As the year draws to a close, it comes the time when many people consider cutting ties and starting afresh in the New Year. This thinking may be influenced by ageing, illness, altering family commitments or simply a change of motivation. When a Senior Partner departs, they leave a large hole in your business. So how do you go about finding someone who will be able to successfully step into those big shoes?
Plan In Advance
When there is a lack of succession planning in a business, it can become vulnerable when a partner leaves at short notice. Annual assessments of all employees at all levels is sound practice; monitoring progress versus objectives. A major objective should be for every supervisor, manager or lead to find a replacement ready now and making any salary review or bonus contingent upon significant progress in this regard.
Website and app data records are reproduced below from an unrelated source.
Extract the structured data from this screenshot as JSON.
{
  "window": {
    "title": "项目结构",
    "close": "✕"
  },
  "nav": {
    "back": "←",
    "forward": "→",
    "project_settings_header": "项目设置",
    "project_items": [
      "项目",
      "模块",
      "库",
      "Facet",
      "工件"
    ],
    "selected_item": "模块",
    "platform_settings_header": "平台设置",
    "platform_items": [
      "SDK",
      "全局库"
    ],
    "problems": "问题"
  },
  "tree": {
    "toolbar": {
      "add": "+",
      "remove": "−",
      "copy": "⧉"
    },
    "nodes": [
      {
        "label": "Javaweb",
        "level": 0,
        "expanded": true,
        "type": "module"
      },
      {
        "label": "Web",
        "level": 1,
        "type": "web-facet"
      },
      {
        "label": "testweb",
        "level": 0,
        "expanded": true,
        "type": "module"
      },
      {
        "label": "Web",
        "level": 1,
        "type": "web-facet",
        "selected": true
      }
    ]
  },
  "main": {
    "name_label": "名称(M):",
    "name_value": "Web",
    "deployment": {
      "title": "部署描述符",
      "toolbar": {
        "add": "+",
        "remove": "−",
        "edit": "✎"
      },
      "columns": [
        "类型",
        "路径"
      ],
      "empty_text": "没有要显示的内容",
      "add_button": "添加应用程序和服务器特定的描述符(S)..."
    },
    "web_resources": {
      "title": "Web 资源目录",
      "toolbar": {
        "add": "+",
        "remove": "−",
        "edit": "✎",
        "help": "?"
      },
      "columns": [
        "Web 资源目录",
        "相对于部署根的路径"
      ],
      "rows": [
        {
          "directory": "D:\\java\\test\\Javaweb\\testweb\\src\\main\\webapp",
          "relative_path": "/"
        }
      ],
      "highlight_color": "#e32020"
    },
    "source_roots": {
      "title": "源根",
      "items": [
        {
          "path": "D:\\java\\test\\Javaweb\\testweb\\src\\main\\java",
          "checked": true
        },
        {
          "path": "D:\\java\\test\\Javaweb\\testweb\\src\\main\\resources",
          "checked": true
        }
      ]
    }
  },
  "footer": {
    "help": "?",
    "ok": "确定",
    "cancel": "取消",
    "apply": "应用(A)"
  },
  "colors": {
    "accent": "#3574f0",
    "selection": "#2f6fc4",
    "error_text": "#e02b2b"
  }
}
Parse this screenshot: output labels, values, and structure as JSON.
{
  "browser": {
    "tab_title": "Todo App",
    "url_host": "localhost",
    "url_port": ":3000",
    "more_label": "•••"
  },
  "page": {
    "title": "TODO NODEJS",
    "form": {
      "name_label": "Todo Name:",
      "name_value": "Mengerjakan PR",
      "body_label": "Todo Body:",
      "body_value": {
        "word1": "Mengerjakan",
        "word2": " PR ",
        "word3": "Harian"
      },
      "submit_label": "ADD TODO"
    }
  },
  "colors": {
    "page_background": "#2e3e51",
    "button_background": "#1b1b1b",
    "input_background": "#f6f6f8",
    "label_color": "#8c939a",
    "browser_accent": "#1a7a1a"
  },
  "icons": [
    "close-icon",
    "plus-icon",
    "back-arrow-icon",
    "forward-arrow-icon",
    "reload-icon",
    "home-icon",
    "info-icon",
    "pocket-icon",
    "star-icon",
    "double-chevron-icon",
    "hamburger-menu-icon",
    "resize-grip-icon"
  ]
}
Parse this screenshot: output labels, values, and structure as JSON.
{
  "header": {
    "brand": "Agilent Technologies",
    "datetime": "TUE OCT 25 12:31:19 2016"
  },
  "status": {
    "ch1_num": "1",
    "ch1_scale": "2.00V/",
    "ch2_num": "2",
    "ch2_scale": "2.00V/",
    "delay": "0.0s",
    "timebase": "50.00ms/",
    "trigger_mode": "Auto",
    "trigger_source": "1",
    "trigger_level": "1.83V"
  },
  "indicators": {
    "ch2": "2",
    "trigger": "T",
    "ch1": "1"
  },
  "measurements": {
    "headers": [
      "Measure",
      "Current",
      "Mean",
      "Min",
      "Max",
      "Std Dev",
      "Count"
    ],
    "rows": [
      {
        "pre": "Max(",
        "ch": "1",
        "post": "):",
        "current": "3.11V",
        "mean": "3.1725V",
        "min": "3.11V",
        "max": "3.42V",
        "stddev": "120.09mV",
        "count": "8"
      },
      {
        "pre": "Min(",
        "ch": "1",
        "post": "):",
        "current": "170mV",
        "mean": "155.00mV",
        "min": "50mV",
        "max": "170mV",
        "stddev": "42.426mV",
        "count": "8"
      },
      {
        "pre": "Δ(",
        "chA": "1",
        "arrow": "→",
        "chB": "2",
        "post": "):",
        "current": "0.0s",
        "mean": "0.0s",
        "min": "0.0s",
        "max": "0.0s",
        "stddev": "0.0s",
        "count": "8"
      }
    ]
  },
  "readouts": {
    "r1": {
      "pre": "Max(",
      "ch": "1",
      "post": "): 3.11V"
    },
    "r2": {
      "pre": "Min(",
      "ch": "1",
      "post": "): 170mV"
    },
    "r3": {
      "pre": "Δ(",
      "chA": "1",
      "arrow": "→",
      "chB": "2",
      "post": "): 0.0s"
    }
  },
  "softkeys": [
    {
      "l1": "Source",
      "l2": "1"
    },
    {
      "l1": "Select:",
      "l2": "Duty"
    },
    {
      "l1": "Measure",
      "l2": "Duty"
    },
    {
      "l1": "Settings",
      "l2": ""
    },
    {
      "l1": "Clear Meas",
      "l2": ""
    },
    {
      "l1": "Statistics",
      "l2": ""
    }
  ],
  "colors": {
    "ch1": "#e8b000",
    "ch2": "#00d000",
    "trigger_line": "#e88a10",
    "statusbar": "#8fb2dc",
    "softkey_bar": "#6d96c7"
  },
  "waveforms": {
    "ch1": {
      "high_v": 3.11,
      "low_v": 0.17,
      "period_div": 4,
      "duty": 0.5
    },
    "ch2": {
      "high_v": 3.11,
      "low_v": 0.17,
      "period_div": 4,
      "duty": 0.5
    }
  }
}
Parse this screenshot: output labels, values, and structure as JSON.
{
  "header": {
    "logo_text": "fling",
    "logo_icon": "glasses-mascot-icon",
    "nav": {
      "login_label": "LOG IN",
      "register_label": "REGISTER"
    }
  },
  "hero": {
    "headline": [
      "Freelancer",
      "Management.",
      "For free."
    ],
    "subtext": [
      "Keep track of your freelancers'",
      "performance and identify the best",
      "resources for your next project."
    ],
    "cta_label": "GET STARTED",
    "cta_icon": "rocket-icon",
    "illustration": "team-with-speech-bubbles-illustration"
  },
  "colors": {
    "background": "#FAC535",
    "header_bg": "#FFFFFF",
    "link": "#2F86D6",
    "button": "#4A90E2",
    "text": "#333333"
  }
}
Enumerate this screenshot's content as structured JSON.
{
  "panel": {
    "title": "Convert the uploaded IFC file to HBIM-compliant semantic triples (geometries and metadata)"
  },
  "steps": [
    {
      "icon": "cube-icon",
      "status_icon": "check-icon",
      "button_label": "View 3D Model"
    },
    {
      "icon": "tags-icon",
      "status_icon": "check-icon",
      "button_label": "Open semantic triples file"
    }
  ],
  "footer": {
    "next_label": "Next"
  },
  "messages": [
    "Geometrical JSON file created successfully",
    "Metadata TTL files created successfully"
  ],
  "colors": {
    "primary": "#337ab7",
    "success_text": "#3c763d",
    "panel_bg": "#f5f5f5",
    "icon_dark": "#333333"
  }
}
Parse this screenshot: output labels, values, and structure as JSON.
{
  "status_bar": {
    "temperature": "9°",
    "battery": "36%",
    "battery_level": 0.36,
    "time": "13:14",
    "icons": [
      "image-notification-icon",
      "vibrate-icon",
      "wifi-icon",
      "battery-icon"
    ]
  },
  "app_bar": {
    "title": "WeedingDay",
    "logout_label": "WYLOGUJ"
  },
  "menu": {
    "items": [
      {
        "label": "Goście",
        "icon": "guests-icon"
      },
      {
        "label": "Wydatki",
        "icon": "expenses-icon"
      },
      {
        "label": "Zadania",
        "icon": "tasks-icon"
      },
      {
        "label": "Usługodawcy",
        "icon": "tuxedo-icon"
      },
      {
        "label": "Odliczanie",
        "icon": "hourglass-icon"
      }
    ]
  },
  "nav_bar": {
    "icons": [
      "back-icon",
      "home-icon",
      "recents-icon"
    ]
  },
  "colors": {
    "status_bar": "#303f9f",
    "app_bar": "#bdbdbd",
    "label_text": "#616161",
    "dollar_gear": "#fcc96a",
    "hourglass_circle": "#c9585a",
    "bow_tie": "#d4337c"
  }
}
This sound practice not only solves the succession issue but also avoids the over dependence on any one individual. It also provides motivation to those being groomed, via delegation, training etc., and a healthy, positive, upwardly mobile culture.
Use Your Network
Participation in networking events, particularly within the same industrial sector or functionality (i.e. creativity, design, marketing, engineering), or developing your own LinkedIn style network, provides several potential contacts or a direct source of a replacement.
Targeting A Candidate
A confidential approach to a target (possibly a competitor) can be made via a head-hunter who should also be able to determine a comprehensive list of targets. The head-hunter route is more likely to produce a greater choice of candidates because of their research capabilities, facilities and experience which would include reaching out to both active and passive job-seekers. The head-hunter will only disclose the details of their client, once the targeted individual has indicated that they would be interested in a career move, that they possess the required experience, qualifications and find the location and generic job description attractive. This avoids potential embarrassment and disclosure with competitors in attempting to go direct.
The more obvious route for finding a replacement is advertising the job. Again, one would recommend professional help from an experienced recruiter who not only knows how to write an effective advertisement but also where to place it e.g. which job board is the most effective for the skill set required. It may appear tempting to have a go at D.I.Y here but it may prove very time consuming, less effective and more expensive in the long run with no warranties on the result.
The more senior the role, it is likely that the replacement will be on longer notice, which may be negotiated. This again emphasises the need for as much planning and notice as possible. Needless to say, that the contract with a senior partner/employee leaving should have a significant notice period e.g. six months minimum.
Replace or Merge Roles?
Finally, it may be the case that the solution is not to replace the functionality at all but rather to merge with another business or practice where the residual skills in your business are complementary and of great potential value to merger with another business or practice.
Whether the solution is finding preplacement talent, sound HR practice or a potential merger or acquisition HCBA/LGBA can provide the assistance required.
For further advice on replacing a senior partner in your business, contact our recruitment specialist advisor Mike Pill by email at email@example.com or call him on 01276 684007